As with any government entity, the U.S. Army is inherently a bureaucracy that prioritizes hierarchy, order, and structure. It values the predictable status quo, the very antithesis of innovation—which has an inherently disruptive nature.
With Austin being established as its headquarters, the Army Futures Command will operate close to innovative activity in both academia and the private sector. It aligns with Undersecretary of the Army Ryan McCarthy’s vision of Army civilians working “alongside entrepreneurs, scientists, and researchers,” demonstrating its intent to establish a culture of innovation and break the mold.
Though the Army took previous steps to try and foster innovation—such as developing elements under the Training and Doctrine Command as the Army Capabilities Integration Center—the necessity for the command to focus on disparate missions such as training and capability development inhibited innovation efforts.
The Army Futures Command will take these and other elements and reorganize them into three new ones, streamlining and consolidating responsibilities. Eight Cross Functional Teams that were established in 2017 will also be absorbed into the Army Futures Command.
These teams follow the model of what creates the critical component of an organizational matrix, a structure often seen in the innovation teams of private firms. There, members representing various areas of the business (e.g., engineering, marketing, finance, research and development, etc.) collaborate to build a product with inputs from each component within the team itself, rather than by circulation to each department.
This “circulation” methodology is that of a bureaucracy, and therefore what the Army has traditionally used.
By moving to a matrixed structure, the Army can develop better lines of communication and collaboration, which will help not only build innovative solutions more quickly, but prevent them from procurement and deployment delays by the bureaucracy.
Still, as Heritage Foundation expert Tom Spoehr describes in his latest report, the Cross Functional Teams must “understand that their first loyalty must be to the [Cross Functional Team’s] success, not their parent organizations.” That will retain focus and keep innovation as a top priority.
Funding must remain stable, if not increase. No organization, whether a private firm or military organization, can successfully innovate with restructuring and cuts associated with unstable budgets.
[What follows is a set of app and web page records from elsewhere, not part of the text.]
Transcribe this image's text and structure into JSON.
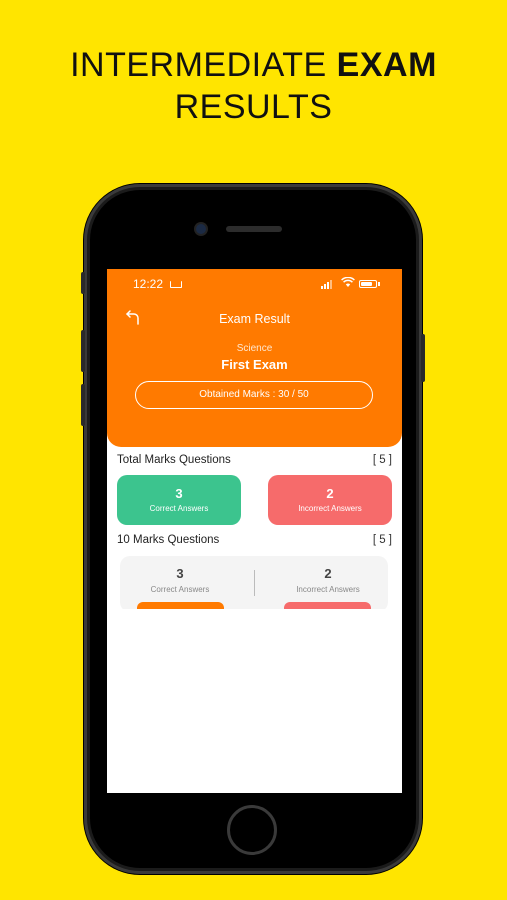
{
  "promo": {
    "headline_pre": "INTERMEDIATE ",
    "headline_bold": "EXAM",
    "headline_line2": "RESULTS"
  },
  "status": {
    "time": "12:22"
  },
  "header": {
    "title": "Exam Result",
    "subject": "Science",
    "exam_name": "First Exam",
    "obtained_label": "Obtained Marks :  30 / 50"
  },
  "total_section": {
    "title": "Total Marks Questions",
    "count": "[ 5 ]",
    "correct": {
      "value": "3",
      "label": "Correct Answers"
    },
    "incorrect": {
      "value": "2",
      "label": "Incorrect Answers"
    }
  },
  "ten_section": {
    "title": "10 Marks Questions",
    "count": "[ 5 ]",
    "correct": {
      "value": "3",
      "label": "Correct Answers"
    },
    "incorrect": {
      "value": "2",
      "label": "Incorrect Answers"
    }
  },
  "colors": {
    "background": "#FFE500",
    "primary": "#FF7A00",
    "correct": "#3CC48E",
    "incorrect": "#F66B6B"
  },
  "icons": {
    "back": "back-arrow-icon",
    "wifi": "wifi-icon",
    "battery": "battery-icon",
    "signal": "signal-icon"
  }
}
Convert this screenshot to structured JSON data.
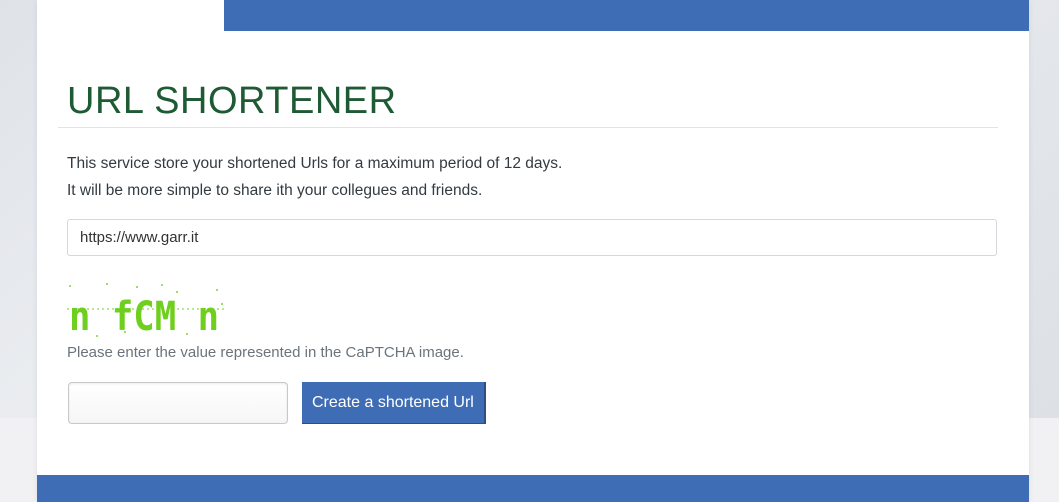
{
  "page": {
    "title": "URL SHORTENER",
    "description_line1": "This service store your shortened Urls for a maximum period of 12 days.",
    "description_line2": "It will be more simple to share ith your collegues and friends."
  },
  "form": {
    "url_value": "https://www.garr.it",
    "captcha_text": "n fCM n",
    "captcha_hint": "Please enter the value represented in the CaPTCHA image.",
    "captcha_value": "",
    "submit_label": "Create a shortened Url"
  },
  "colors": {
    "brand_blue": "#3e6db5",
    "title_green": "#1e5a34",
    "captcha_green": "#6fcf1f"
  }
}
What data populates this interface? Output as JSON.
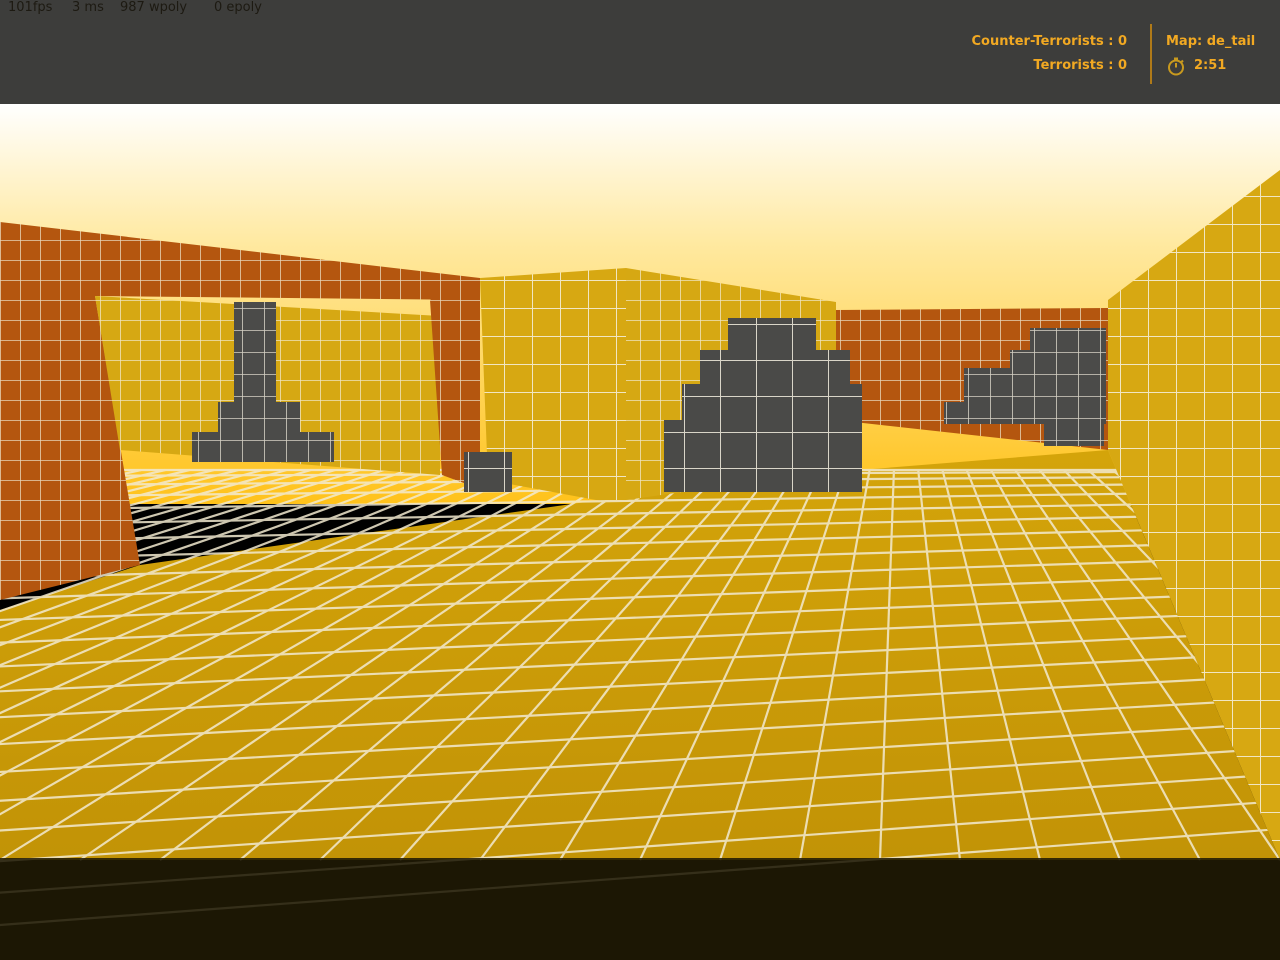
{
  "hud": {
    "fps": "101fps",
    "ms": "3 ms",
    "wpoly": "987 wpoly",
    "epoly": "0 epoly",
    "ct_score": "Counter-Terrorists : 0",
    "t_score": "Terrorists : 0",
    "map": "Map: de_tail",
    "timer": "2:51",
    "timer_icon": "stopwatch-icon"
  },
  "colors": {
    "hud_text": "#f2a922",
    "hud_bar": "#3d3d3b",
    "floor_tile": "#c89a06",
    "orange_tile": "#b8560e",
    "crate": "#4a4a48",
    "sky_top": "#ffffff",
    "sky_bottom": "#ffc21a"
  }
}
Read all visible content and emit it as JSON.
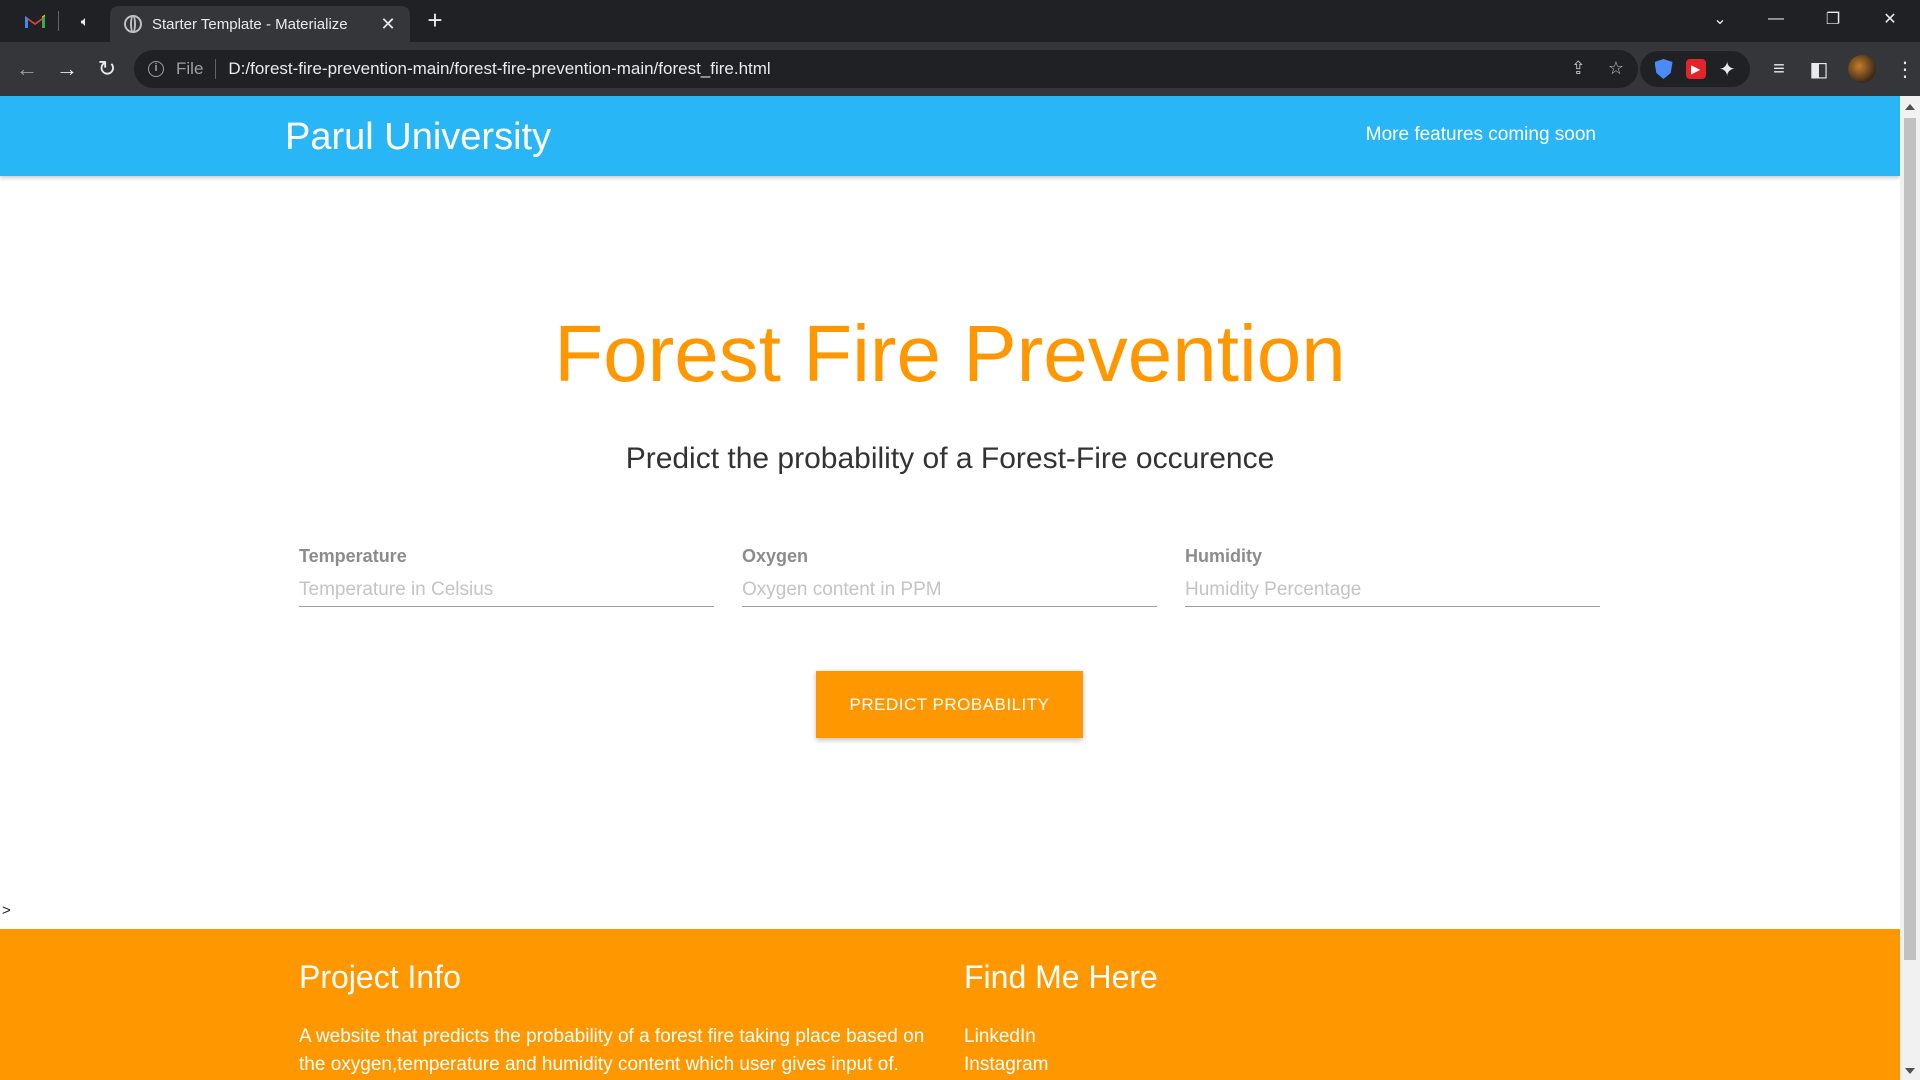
{
  "browser": {
    "tab_title": "Starter Template - Materialize",
    "new_tab": "+",
    "tab_close": "✕",
    "address_scheme": "File",
    "address_url": "D:/forest-fire-prevention-main/forest-fire-prevention-main/forest_fire.html"
  },
  "navbar": {
    "brand": "Parul University",
    "link": "More features coming soon"
  },
  "hero": {
    "title": "Forest Fire Prevention",
    "subtitle": "Predict the probability of a Forest-Fire occurence"
  },
  "form": {
    "temperature": {
      "label": "Temperature",
      "placeholder": "Temperature in Celsius"
    },
    "oxygen": {
      "label": "Oxygen",
      "placeholder": "Oxygen content in PPM"
    },
    "humidity": {
      "label": "Humidity",
      "placeholder": "Humidity Percentage"
    },
    "submit": "PREDICT PROBABILITY"
  },
  "stray_text": ">",
  "footer": {
    "project_title": "Project Info",
    "project_text": "A website that predicts the probability of a forest fire taking place based on the oxygen,temperature and humidity content which user gives input of.",
    "find_title": "Find Me Here",
    "links": [
      "LinkedIn",
      "Instagram"
    ]
  },
  "colors": {
    "navbar": "#29b6f6",
    "accent": "#ff9800"
  }
}
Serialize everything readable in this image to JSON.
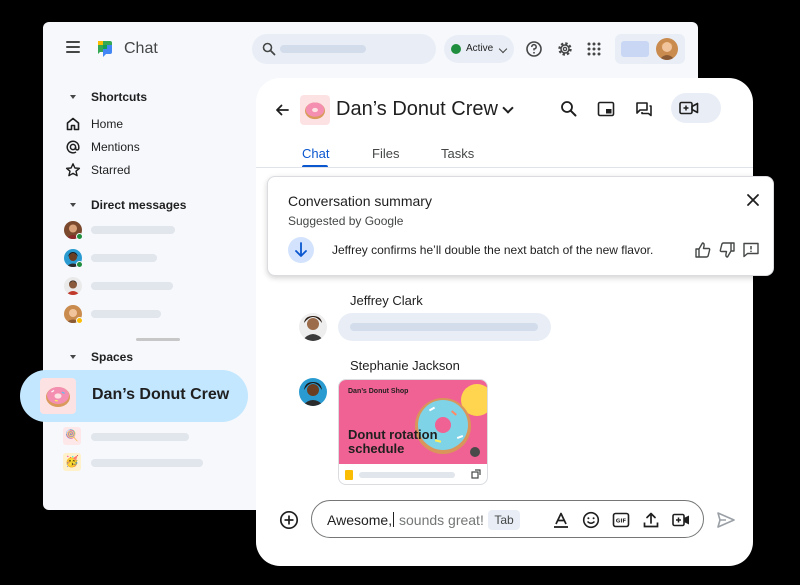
{
  "app": {
    "title": "Chat",
    "status_label": "Active",
    "accent": "#0b57d0",
    "active_green": "#1e8e3e"
  },
  "sidebar": {
    "shortcuts_heading": "Shortcuts",
    "shortcuts": [
      {
        "label": "Home",
        "icon": "home-icon"
      },
      {
        "label": "Mentions",
        "icon": "at-icon"
      },
      {
        "label": "Starred",
        "icon": "star-icon"
      }
    ],
    "dm_heading": "Direct messages",
    "spaces_heading": "Spaces",
    "active_space": {
      "label": "Dan’s Donut Crew",
      "emoji": "🍩"
    },
    "space_emojis": [
      "🍭",
      "🥳"
    ]
  },
  "conversation": {
    "title": "Dan’s Donut Crew",
    "emoji": "🍩",
    "tabs": [
      "Chat",
      "Files",
      "Tasks"
    ],
    "active_tab": "Chat"
  },
  "summary": {
    "title": "Conversation summary",
    "subtitle": "Suggested by Google",
    "text": "Jeffrey confirms he’ll double the next batch of the new flavor."
  },
  "messages": [
    {
      "sender": "Jeffrey Clark"
    },
    {
      "sender": "Stephanie Jackson",
      "attachment": {
        "shop": "Dan’s Donut Shop",
        "heading": "Donut rotation schedule"
      }
    }
  ],
  "composer": {
    "typed": "Awesome,",
    "suggestion": " sounds great!",
    "hint": "Tab"
  }
}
The 2019 National Defense Authorization Act is a critical step in securing this funding stability.
The new Army Futures Command is set to break the mold of traditional military innovation. Its current structure and even cultural change could provide momentum for it to become a successful, world-class innovator. Continuing this momentum is paramount to its success.
If all goes well, it could result in the U.S. Army becoming an innovative engine capable of dramatically outpacing adversaries and putting the U.S. back on top.